Work to complete
Entries follow. Return each line that contains the word "JSON".
#### Task data
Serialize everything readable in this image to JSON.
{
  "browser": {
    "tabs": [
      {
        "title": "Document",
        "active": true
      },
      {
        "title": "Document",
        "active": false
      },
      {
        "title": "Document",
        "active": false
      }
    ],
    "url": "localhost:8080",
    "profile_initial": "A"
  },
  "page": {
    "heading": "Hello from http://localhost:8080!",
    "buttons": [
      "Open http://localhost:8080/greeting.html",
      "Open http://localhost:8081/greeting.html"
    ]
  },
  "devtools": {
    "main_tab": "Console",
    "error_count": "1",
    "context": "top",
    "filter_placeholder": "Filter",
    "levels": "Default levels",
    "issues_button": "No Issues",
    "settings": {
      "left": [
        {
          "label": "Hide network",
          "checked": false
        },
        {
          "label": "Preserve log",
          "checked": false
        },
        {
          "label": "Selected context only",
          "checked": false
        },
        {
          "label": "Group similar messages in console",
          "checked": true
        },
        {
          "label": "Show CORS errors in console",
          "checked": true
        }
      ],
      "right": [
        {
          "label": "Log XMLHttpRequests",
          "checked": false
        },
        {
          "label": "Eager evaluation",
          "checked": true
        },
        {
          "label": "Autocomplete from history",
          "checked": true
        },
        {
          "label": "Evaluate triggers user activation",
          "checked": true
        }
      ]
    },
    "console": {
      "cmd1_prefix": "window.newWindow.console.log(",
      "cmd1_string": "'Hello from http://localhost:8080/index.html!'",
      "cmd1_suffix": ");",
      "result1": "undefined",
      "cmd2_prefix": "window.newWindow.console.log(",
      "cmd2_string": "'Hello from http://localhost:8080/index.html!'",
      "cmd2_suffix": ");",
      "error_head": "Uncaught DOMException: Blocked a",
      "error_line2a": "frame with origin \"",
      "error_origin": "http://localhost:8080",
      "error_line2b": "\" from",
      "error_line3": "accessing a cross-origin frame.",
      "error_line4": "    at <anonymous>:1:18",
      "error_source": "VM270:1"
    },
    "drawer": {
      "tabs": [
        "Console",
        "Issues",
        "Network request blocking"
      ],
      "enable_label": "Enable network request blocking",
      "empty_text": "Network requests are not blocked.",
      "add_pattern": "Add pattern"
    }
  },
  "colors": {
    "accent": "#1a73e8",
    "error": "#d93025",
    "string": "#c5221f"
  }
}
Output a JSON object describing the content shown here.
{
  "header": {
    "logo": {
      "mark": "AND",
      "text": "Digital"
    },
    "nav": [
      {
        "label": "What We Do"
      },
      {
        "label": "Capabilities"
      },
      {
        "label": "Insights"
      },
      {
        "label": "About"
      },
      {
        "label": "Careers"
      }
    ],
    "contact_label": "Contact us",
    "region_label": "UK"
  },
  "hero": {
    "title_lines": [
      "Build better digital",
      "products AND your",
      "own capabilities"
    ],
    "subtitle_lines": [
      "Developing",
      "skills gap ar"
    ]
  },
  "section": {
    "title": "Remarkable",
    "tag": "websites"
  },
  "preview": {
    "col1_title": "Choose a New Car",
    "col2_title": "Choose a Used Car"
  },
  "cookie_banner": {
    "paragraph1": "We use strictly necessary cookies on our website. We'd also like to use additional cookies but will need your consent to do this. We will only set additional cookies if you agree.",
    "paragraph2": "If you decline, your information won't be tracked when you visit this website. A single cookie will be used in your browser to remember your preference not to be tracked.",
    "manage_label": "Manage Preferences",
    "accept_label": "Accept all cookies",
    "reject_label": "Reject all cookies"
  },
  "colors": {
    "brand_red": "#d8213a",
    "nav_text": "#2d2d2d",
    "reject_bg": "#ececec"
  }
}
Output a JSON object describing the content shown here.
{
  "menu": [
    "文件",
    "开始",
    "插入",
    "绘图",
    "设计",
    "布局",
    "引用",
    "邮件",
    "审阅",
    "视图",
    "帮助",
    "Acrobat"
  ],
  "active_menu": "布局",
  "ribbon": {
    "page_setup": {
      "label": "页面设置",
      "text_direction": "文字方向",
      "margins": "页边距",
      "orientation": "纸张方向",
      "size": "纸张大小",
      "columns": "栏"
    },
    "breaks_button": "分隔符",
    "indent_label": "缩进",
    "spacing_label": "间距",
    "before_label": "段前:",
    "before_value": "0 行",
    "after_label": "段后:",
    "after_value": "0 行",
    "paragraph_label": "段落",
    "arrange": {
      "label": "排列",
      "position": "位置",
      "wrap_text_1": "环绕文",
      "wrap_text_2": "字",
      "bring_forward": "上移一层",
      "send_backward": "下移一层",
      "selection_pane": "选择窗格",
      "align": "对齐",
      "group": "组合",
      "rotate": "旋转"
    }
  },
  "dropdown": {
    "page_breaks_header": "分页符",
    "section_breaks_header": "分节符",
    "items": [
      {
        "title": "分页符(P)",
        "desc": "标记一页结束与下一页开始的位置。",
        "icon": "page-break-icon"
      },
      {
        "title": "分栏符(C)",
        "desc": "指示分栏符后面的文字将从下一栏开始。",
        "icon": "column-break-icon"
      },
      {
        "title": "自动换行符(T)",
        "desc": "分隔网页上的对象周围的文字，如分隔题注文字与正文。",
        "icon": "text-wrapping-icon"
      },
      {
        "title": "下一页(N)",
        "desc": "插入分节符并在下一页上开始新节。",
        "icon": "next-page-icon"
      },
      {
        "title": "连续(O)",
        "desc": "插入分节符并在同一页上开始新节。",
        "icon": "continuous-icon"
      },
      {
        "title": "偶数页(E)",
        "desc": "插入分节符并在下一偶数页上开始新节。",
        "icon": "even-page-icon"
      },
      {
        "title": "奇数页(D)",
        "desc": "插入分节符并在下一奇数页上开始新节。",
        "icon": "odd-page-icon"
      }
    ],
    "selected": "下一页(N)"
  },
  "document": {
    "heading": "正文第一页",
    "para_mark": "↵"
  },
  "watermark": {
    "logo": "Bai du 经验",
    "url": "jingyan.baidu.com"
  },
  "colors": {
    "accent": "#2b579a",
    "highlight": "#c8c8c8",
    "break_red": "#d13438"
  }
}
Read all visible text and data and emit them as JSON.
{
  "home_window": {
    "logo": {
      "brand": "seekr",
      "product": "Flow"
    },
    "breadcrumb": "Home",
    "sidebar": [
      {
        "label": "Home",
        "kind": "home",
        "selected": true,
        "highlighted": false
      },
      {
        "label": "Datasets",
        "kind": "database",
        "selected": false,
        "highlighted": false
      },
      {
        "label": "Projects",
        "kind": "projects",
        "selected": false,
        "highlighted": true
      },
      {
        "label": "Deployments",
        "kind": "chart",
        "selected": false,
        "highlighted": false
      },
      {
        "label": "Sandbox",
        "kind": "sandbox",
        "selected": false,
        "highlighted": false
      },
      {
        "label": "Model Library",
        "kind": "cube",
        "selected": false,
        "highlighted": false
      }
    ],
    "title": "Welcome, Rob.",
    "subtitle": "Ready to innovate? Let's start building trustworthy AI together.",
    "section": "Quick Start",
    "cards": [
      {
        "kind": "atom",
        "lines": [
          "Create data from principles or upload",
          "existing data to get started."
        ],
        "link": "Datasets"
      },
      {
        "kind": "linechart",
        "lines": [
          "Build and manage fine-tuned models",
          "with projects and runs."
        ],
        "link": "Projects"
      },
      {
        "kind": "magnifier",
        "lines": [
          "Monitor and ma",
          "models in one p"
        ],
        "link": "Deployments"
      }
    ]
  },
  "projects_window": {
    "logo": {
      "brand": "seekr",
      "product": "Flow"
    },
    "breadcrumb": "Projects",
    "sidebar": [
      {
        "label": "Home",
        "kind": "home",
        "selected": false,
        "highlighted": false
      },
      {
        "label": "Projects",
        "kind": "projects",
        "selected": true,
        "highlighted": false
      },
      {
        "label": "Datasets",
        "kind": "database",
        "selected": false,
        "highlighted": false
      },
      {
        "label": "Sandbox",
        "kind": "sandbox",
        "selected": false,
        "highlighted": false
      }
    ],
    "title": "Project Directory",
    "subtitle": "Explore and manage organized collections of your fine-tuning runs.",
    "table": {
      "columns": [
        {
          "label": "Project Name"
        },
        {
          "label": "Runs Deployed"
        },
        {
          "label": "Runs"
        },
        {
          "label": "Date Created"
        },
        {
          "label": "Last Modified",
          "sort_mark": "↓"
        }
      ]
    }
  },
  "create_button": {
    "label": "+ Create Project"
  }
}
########
Your solution
Serialize everything readable in this image to JSON.
Output a JSON object describing the content shown here.
Output a JSON object describing the content shown here.
Read all visible text and data and emit them as JSON.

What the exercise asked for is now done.